• [REQUIRED ACTION] Return the full listing word for word, but drop every picture from it.

* * * * * * * * *

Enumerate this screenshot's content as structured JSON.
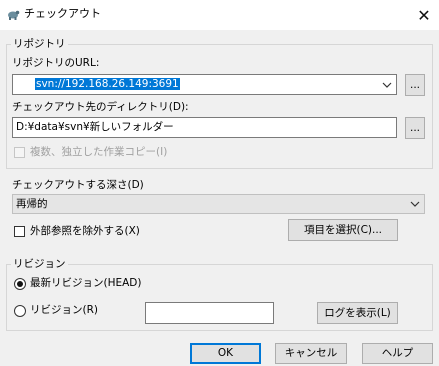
{
  "window": {
    "title": "チェックアウト",
    "close_glyph": "✕"
  },
  "repository": {
    "group_label": "リポジトリ",
    "url_label": "リポジトリのURL:",
    "url_value": "svn://192.168.26.149:3691",
    "dir_label": "チェックアウト先のディレクトリ(D):",
    "dir_value": "D:¥data¥svn¥新しいフォルダー",
    "browse_label": "...",
    "independent_copy_label": "複数、独立した作業コピー(I)"
  },
  "depth": {
    "label": "チェックアウトする深さ(D)",
    "value": "再帰的",
    "exclude_externals_label": "外部参照を除外する(X)",
    "select_items_label": "項目を選択(C)..."
  },
  "revision": {
    "group_label": "リビジョン",
    "head_label": "最新リビジョン(HEAD)",
    "revision_label": "リビジョン(R)",
    "revision_value": "",
    "show_log_label": "ログを表示(L)"
  },
  "footer": {
    "ok_label": "OK",
    "cancel_label": "キャンセル",
    "help_label": "ヘルプ"
  },
  "colors": {
    "accent": "#0078d7",
    "background": "#f0f0f0"
  },
  "icons": {
    "app": "tortoise-svn-icon",
    "dropdown": "chevron-down-icon"
  }
}
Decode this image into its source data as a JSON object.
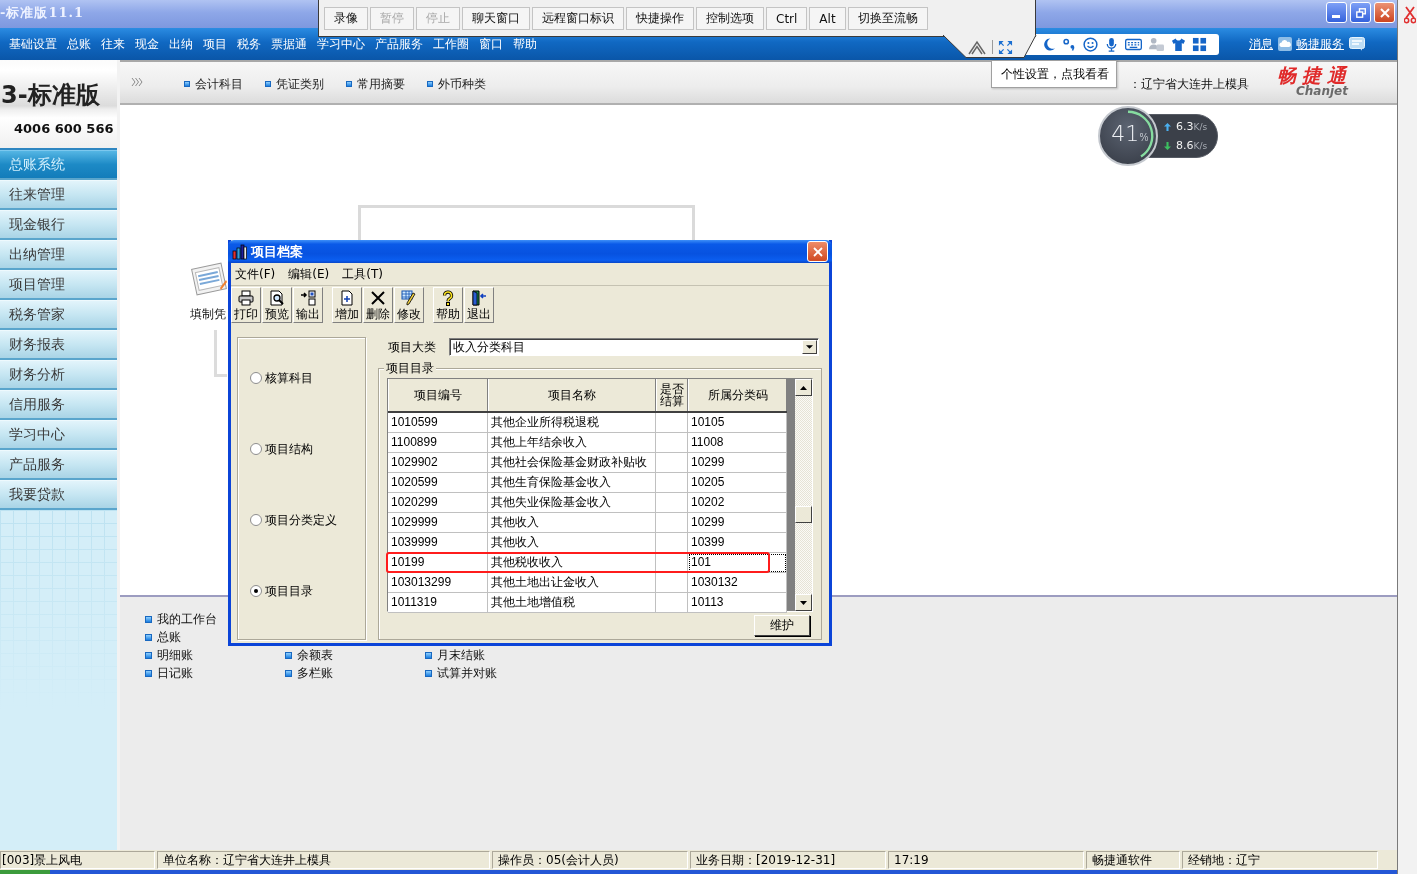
{
  "window": {
    "title": "-标准版11.1"
  },
  "remote_toolbar": {
    "buttons": [
      {
        "label": "录像",
        "disabled": false
      },
      {
        "label": "暂停",
        "disabled": true
      },
      {
        "label": "停止",
        "disabled": true
      },
      {
        "label": "聊天窗口",
        "disabled": false
      },
      {
        "label": "远程窗口标识",
        "disabled": false
      },
      {
        "label": "快捷操作",
        "disabled": false
      },
      {
        "label": "控制选项",
        "disabled": false
      },
      {
        "label": "Ctrl",
        "disabled": false
      },
      {
        "label": "Alt",
        "disabled": false
      },
      {
        "label": "切换至流畅",
        "disabled": false
      }
    ]
  },
  "menu_bar": {
    "items": [
      "基础设置",
      "总账",
      "往来",
      "现金",
      "出纳",
      "项目",
      "税务",
      "票据通",
      "学习中心",
      "产品服务",
      "工作圈",
      "窗口",
      "帮助"
    ],
    "links": [
      "消息",
      "畅捷服务"
    ]
  },
  "tooltip": {
    "text": "个性设置，点我看看"
  },
  "brand": {
    "product": "3-标准版",
    "phone": "4006 600 566"
  },
  "sidebar": {
    "items": [
      {
        "label": "总账系统",
        "selected": true
      },
      {
        "label": "往来管理",
        "selected": false
      },
      {
        "label": "现金银行",
        "selected": false
      },
      {
        "label": "出纳管理",
        "selected": false
      },
      {
        "label": "项目管理",
        "selected": false
      },
      {
        "label": "税务管家",
        "selected": false
      },
      {
        "label": "财务报表",
        "selected": false
      },
      {
        "label": "财务分析",
        "selected": false
      },
      {
        "label": "信用服务",
        "selected": false
      },
      {
        "label": "学习中心",
        "selected": false
      },
      {
        "label": "产品服务",
        "selected": false
      },
      {
        "label": "我要贷款",
        "selected": false
      }
    ]
  },
  "quick_bar": {
    "items": [
      "会计科目",
      "凭证类别",
      "常用摘要",
      "外币种类"
    ],
    "account_set": "：辽宁省大连井上模具",
    "logo": {
      "name": "畅捷通",
      "latin": "Chanjet"
    }
  },
  "workflow": {
    "tile_label": "填制凭"
  },
  "speed_meter": {
    "usage": {
      "value": "41",
      "unit": "%",
      "level": 0.41
    },
    "upload": {
      "value": "6.3",
      "unit": "K/s"
    },
    "download": {
      "value": "8.6",
      "unit": "K/s"
    }
  },
  "shortcuts": {
    "columns": [
      [
        "我的工作台",
        "总账",
        "明细账",
        "日记账"
      ],
      [
        "余额表",
        "多栏账"
      ],
      [
        "月末结账",
        "试算并对账"
      ]
    ]
  },
  "dialog": {
    "title": "项目档案",
    "menu": [
      "文件(F)",
      "编辑(E)",
      "工具(T)"
    ],
    "toolbar_groups": [
      [
        "打印",
        "预览",
        "输出"
      ],
      [
        "增加",
        "删除",
        "修改"
      ],
      [
        "帮助",
        "退出"
      ]
    ],
    "radios": [
      {
        "label": "核算科目",
        "selected": false
      },
      {
        "label": "项目结构",
        "selected": false
      },
      {
        "label": "项目分类定义",
        "selected": false
      },
      {
        "label": "项目目录",
        "selected": true
      }
    ],
    "category": {
      "label": "项目大类",
      "value": "收入分类科目"
    },
    "group_title": "项目目录",
    "table": {
      "columns": [
        "项目编号",
        "项目名称",
        "是否结算",
        "所属分类码"
      ],
      "rows": [
        {
          "code": "1010599",
          "name": "其他企业所得税退税",
          "category": "10105",
          "marked": false,
          "focused": false
        },
        {
          "code": "1100899",
          "name": "其他上年结余收入",
          "category": "11008",
          "marked": false,
          "focused": false
        },
        {
          "code": "1029902",
          "name": "其他社会保险基金财政补贴收",
          "category": "10299",
          "marked": false,
          "focused": false
        },
        {
          "code": "1020599",
          "name": "其他生育保险基金收入",
          "category": "10205",
          "marked": false,
          "focused": false
        },
        {
          "code": "1020299",
          "name": "其他失业保险基金收入",
          "category": "10202",
          "marked": false,
          "focused": false
        },
        {
          "code": "1029999",
          "name": "其他收入",
          "category": "10299",
          "marked": false,
          "focused": false
        },
        {
          "code": "1039999",
          "name": "其他收入",
          "category": "10399",
          "marked": false,
          "focused": false
        },
        {
          "code": "10199",
          "name": "其他税收收入",
          "category": "101",
          "marked": true,
          "focused": true
        },
        {
          "code": "103013299",
          "name": "其他土地出让金收入",
          "category": "1030132",
          "marked": false,
          "focused": false
        },
        {
          "code": "1011319",
          "name": "其他土地增值税",
          "category": "10113",
          "marked": false,
          "focused": false
        }
      ]
    },
    "buttons": [
      "维护"
    ]
  },
  "status_bar": {
    "cells": [
      "[003]景上风电",
      "单位名称：辽宁省大连井上模具",
      "操作员：05(会计人员)",
      "业务日期：[2019-12-31]",
      "17:19",
      "畅捷通软件",
      "经销地：辽宁"
    ]
  }
}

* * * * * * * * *

• [TASK RESULT]
Enumerate this screenshot's content as structured JSON.
{
  "window": {
    "title": "チェックアウト",
    "close_glyph": "✕"
  },
  "repository": {
    "group_label": "リポジトリ",
    "url_label": "リポジトリのURL:",
    "url_value": "svn://192.168.26.149:3691",
    "dir_label": "チェックアウト先のディレクトリ(D):",
    "dir_value": "D:¥data¥svn¥新しいフォルダー",
    "browse_label": "...",
    "independent_copy_label": "複数、独立した作業コピー(I)"
  },
  "depth": {
    "label": "チェックアウトする深さ(D)",
    "value": "再帰的",
    "exclude_externals_label": "外部参照を除外する(X)",
    "select_items_label": "項目を選択(C)..."
  },
  "revision": {
    "group_label": "リビジョン",
    "head_label": "最新リビジョン(HEAD)",
    "revision_label": "リビジョン(R)",
    "revision_value": "",
    "show_log_label": "ログを表示(L)"
  },
  "footer": {
    "ok_label": "OK",
    "cancel_label": "キャンセル",
    "help_label": "ヘルプ"
  },
  "colors": {
    "accent": "#0078d7",
    "background": "#f0f0f0"
  },
  "icons": {
    "app": "tortoise-svn-icon",
    "dropdown": "chevron-down-icon"
  }
}
Decode this image into its source data as a JSON object.
{
  "window": {
    "title": "-标准版11.1"
  },
  "remote_toolbar": {
    "buttons": [
      {
        "label": "录像",
        "disabled": false
      },
      {
        "label": "暂停",
        "disabled": true
      },
      {
        "label": "停止",
        "disabled": true
      },
      {
        "label": "聊天窗口",
        "disabled": false
      },
      {
        "label": "远程窗口标识",
        "disabled": false
      },
      {
        "label": "快捷操作",
        "disabled": false
      },
      {
        "label": "控制选项",
        "disabled": false
      },
      {
        "label": "Ctrl",
        "disabled": false
      },
      {
        "label": "Alt",
        "disabled": false
      },
      {
        "label": "切换至流畅",
        "disabled": false
      }
    ]
  },
  "menu_bar": {
    "items": [
      "基础设置",
      "总账",
      "往来",
      "现金",
      "出纳",
      "项目",
      "税务",
      "票据通",
      "学习中心",
      "产品服务",
      "工作圈",
      "窗口",
      "帮助"
    ],
    "links": [
      "消息",
      "畅捷服务"
    ]
  },
  "tooltip": {
    "text": "个性设置，点我看看"
  },
  "brand": {
    "product": "3-标准版",
    "phone": "4006 600 566"
  },
  "sidebar": {
    "items": [
      {
        "label": "总账系统",
        "selected": true
      },
      {
        "label": "往来管理",
        "selected": false
      },
      {
        "label": "现金银行",
        "selected": false
      },
      {
        "label": "出纳管理",
        "selected": false
      },
      {
        "label": "项目管理",
        "selected": false
      },
      {
        "label": "税务管家",
        "selected": false
      },
      {
        "label": "财务报表",
        "selected": false
      },
      {
        "label": "财务分析",
        "selected": false
      },
      {
        "label": "信用服务",
        "selected": false
      },
      {
        "label": "学习中心",
        "selected": false
      },
      {
        "label": "产品服务",
        "selected": false
      },
      {
        "label": "我要贷款",
        "selected": false
      }
    ]
  },
  "quick_bar": {
    "items": [
      "会计科目",
      "凭证类别",
      "常用摘要",
      "外币种类"
    ],
    "account_set": "：辽宁省大连井上模具",
    "logo": {
      "name": "畅捷通",
      "latin": "Chanjet"
    }
  },
  "workflow": {
    "tile_label": "填制凭"
  },
  "speed_meter": {
    "usage": {
      "value": "41",
      "unit": "%",
      "level": 0.41
    },
    "upload": {
      "value": "6.3",
      "unit": "K/s"
    },
    "download": {
      "value": "8.6",
      "unit": "K/s"
    }
  },
  "shortcuts": {
    "columns": [
      [
        "我的工作台",
        "总账",
        "明细账",
        "日记账"
      ],
      [
        "余额表",
        "多栏账"
      ],
      [
        "月末结账",
        "试算并对账"
      ]
    ]
  },
  "dialog": {
    "title": "项目档案",
    "menu": [
      "文件(F)",
      "编辑(E)",
      "工具(T)"
    ],
    "toolbar_groups": [
      [
        "打印",
        "预览",
        "输出"
      ],
      [
        "增加",
        "删除",
        "修改"
      ],
      [
        "帮助",
        "退出"
      ]
    ],
    "radios": [
      {
        "label": "核算科目",
        "selected": false
      },
      {
        "label": "项目结构",
        "selected": false
      },
      {
        "label": "项目分类定义",
        "selected": false
      },
      {
        "label": "项目目录",
        "selected": true
      }
    ],
    "category": {
      "label": "项目大类",
      "value": "收入分类科目"
    },
    "group_title": "项目目录",
    "table": {
      "columns": [
        "项目编号",
        "项目名称",
        "是否结算",
        "所属分类码"
      ],
      "rows": [
        {
          "code": "1010599",
          "name": "其他企业所得税退税",
          "category": "10105",
          "marked": false,
          "focused": false
        },
        {
          "code": "1100899",
          "name": "其他上年结余收入",
          "category": "11008",
          "marked": false,
          "focused": false
        },
        {
          "code": "1029902",
          "name": "其他社会保险基金财政补贴收",
          "category": "10299",
          "marked": false,
          "focused": false
        },
        {
          "code": "1020599",
          "name": "其他生育保险基金收入",
          "category": "10205",
          "marked": false,
          "focused": false
        },
        {
          "code": "1020299",
          "name": "其他失业保险基金收入",
          "category": "10202",
          "marked": false,
          "focused": false
        },
        {
          "code": "1029999",
          "name": "其他收入",
          "category": "10299",
          "marked": false,
          "focused": false
        },
        {
          "code": "1039999",
          "name": "其他收入",
          "category": "10399",
          "marked": false,
          "focused": false
        },
        {
          "code": "10199",
          "name": "其他税收收入",
          "category": "101",
          "marked": true,
          "focused": true
        },
        {
          "code": "103013299",
          "name": "其他土地出让金收入",
          "category": "1030132",
          "marked": false,
          "focused": false
        },
        {
          "code": "1011319",
          "name": "其他土地增值税",
          "category": "10113",
          "marked": false,
          "focused": false
        }
      ]
    },
    "buttons": [
      "维护"
    ]
  },
  "status_bar": {
    "cells": [
      "[003]景上风电",
      "单位名称：辽宁省大连井上模具",
      "操作员：05(会计人员)",
      "业务日期：[2019-12-31]",
      "17:19",
      "畅捷通软件",
      "经销地：辽宁"
    ]
  }
}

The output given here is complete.